▸ Exercise goal
Give a verbatim quotation of every record.

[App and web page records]
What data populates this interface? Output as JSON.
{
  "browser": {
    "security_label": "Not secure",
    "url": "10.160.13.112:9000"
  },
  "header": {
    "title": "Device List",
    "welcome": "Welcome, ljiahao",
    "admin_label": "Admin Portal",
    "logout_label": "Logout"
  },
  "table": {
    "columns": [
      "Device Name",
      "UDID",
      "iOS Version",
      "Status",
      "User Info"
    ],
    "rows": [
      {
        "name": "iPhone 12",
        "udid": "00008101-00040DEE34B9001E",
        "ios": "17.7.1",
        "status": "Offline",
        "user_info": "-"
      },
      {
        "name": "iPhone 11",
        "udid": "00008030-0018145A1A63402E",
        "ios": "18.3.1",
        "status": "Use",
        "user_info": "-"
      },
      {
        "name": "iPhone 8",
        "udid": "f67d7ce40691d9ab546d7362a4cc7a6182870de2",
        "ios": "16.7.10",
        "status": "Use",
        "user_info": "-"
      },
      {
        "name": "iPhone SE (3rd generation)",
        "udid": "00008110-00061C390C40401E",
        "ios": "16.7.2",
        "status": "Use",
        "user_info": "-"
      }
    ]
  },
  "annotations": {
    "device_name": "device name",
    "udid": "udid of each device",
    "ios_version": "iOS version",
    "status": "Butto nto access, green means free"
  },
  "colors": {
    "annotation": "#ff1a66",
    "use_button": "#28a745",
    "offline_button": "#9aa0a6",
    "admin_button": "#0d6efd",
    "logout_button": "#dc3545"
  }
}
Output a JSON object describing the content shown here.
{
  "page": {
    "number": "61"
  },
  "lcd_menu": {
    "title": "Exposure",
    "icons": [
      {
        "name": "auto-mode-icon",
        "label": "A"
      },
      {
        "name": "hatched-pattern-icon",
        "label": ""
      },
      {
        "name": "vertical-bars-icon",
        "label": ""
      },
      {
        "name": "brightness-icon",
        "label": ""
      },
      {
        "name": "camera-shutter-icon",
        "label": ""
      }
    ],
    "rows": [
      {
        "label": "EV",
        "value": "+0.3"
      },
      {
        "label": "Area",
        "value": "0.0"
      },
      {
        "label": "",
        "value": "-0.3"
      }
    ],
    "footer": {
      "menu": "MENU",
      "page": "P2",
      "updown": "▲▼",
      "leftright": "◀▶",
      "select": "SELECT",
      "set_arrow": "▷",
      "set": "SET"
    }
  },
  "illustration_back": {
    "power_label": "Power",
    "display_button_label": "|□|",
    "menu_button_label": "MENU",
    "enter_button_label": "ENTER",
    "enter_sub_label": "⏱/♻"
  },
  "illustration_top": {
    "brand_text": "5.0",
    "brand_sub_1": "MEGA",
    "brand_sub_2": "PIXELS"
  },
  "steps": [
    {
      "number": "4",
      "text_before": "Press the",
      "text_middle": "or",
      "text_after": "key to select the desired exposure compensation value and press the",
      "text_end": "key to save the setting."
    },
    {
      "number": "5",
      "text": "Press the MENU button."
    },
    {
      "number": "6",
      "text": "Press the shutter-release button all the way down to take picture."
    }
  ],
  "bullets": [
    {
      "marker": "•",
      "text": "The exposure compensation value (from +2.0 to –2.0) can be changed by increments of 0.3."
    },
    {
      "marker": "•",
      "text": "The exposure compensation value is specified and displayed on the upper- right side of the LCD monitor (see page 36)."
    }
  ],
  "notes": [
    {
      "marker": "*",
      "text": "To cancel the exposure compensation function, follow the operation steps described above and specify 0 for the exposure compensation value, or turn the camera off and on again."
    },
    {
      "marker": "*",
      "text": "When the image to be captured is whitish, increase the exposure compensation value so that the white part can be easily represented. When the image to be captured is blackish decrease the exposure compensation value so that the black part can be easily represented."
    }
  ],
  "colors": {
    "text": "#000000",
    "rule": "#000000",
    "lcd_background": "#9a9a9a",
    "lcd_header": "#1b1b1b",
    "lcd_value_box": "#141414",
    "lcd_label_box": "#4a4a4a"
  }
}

▸ Written solution
What data populates this interface? Output as JSON.
{
  "browser": {
    "security_label": "Not secure",
    "url": "10.160.13.112:9000"
  },
  "header": {
    "title": "Device List",
    "welcome": "Welcome, ljiahao",
    "admin_label": "Admin Portal",
    "logout_label": "Logout"
  },
  "table": {
    "columns": [
      "Device Name",
      "UDID",
      "iOS Version",
      "Status",
      "User Info"
    ],
    "rows": [
      {
        "name": "iPhone 12",
        "udid": "00008101-00040DEE34B9001E",
        "ios": "17.7.1",
        "status": "Offline",
        "user_info": "-"
      },
      {
        "name": "iPhone 11",
        "udid": "00008030-0018145A1A63402E",
        "ios": "18.3.1",
        "status": "Use",
        "user_info": "-"
      },
      {
        "name": "iPhone 8",
        "udid": "f67d7ce40691d9ab546d7362a4cc7a6182870de2",
        "ios": "16.7.10",
        "status": "Use",
        "user_info": "-"
      },
      {
        "name": "iPhone SE (3rd generation)",
        "udid": "00008110-00061C390C40401E",
        "ios": "16.7.2",
        "status": "Use",
        "user_info": "-"
      }
    ]
  },
  "annotations": {
    "device_name": "device name",
    "udid": "udid of each device",
    "ios_version": "iOS version",
    "status": "Butto nto access, green means free"
  },
  "colors": {
    "annotation": "#ff1a66",
    "use_button": "#28a745",
    "offline_button": "#9aa0a6",
    "admin_button": "#0d6efd",
    "logout_button": "#dc3545"
  }
}
Output a JSON object describing the content shown here.
{
  "page": {
    "number": "61"
  },
  "lcd_menu": {
    "title": "Exposure",
    "icons": [
      {
        "name": "auto-mode-icon",
        "label": "A"
      },
      {
        "name": "hatched-pattern-icon",
        "label": ""
      },
      {
        "name": "vertical-bars-icon",
        "label": ""
      },
      {
        "name": "brightness-icon",
        "label": ""
      },
      {
        "name": "camera-shutter-icon",
        "label": ""
      }
    ],
    "rows": [
      {
        "label": "EV",
        "value": "+0.3"
      },
      {
        "label": "Area",
        "value": "0.0"
      },
      {
        "label": "",
        "value": "-0.3"
      }
    ],
    "footer": {
      "menu": "MENU",
      "page": "P2",
      "updown": "▲▼",
      "leftright": "◀▶",
      "select": "SELECT",
      "set_arrow": "▷",
      "set": "SET"
    }
  },
  "illustration_back": {
    "power_label": "Power",
    "display_button_label": "|□|",
    "menu_button_label": "MENU",
    "enter_button_label": "ENTER",
    "enter_sub_label": "⏱/♻"
  },
  "illustration_top": {
    "brand_text": "5.0",
    "brand_sub_1": "MEGA",
    "brand_sub_2": "PIXELS"
  },
  "steps": [
    {
      "number": "4",
      "text_before": "Press the",
      "text_middle": "or",
      "text_after": "key to select the desired exposure compensation value and press the",
      "text_end": "key to save the setting."
    },
    {
      "number": "5",
      "text": "Press the MENU button."
    },
    {
      "number": "6",
      "text": "Press the shutter-release button all the way down to take picture."
    }
  ],
  "bullets": [
    {
      "marker": "•",
      "text": "The exposure compensation value (from +2.0 to –2.0) can be changed by increments of 0.3."
    },
    {
      "marker": "•",
      "text": "The exposure compensation value is specified and displayed on the upper- right side of the LCD monitor (see page 36)."
    }
  ],
  "notes": [
    {
      "marker": "*",
      "text": "To cancel the exposure compensation function, follow the operation steps described above and specify 0 for the exposure compensation value, or turn the camera off and on again."
    },
    {
      "marker": "*",
      "text": "When the image to be captured is whitish, increase the exposure compensation value so that the white part can be easily represented. When the image to be captured is blackish decrease the exposure compensation value so that the black part can be easily represented."
    }
  ],
  "colors": {
    "text": "#000000",
    "rule": "#000000",
    "lcd_background": "#9a9a9a",
    "lcd_header": "#1b1b1b",
    "lcd_value_box": "#141414",
    "lcd_label_box": "#4a4a4a"
  }
}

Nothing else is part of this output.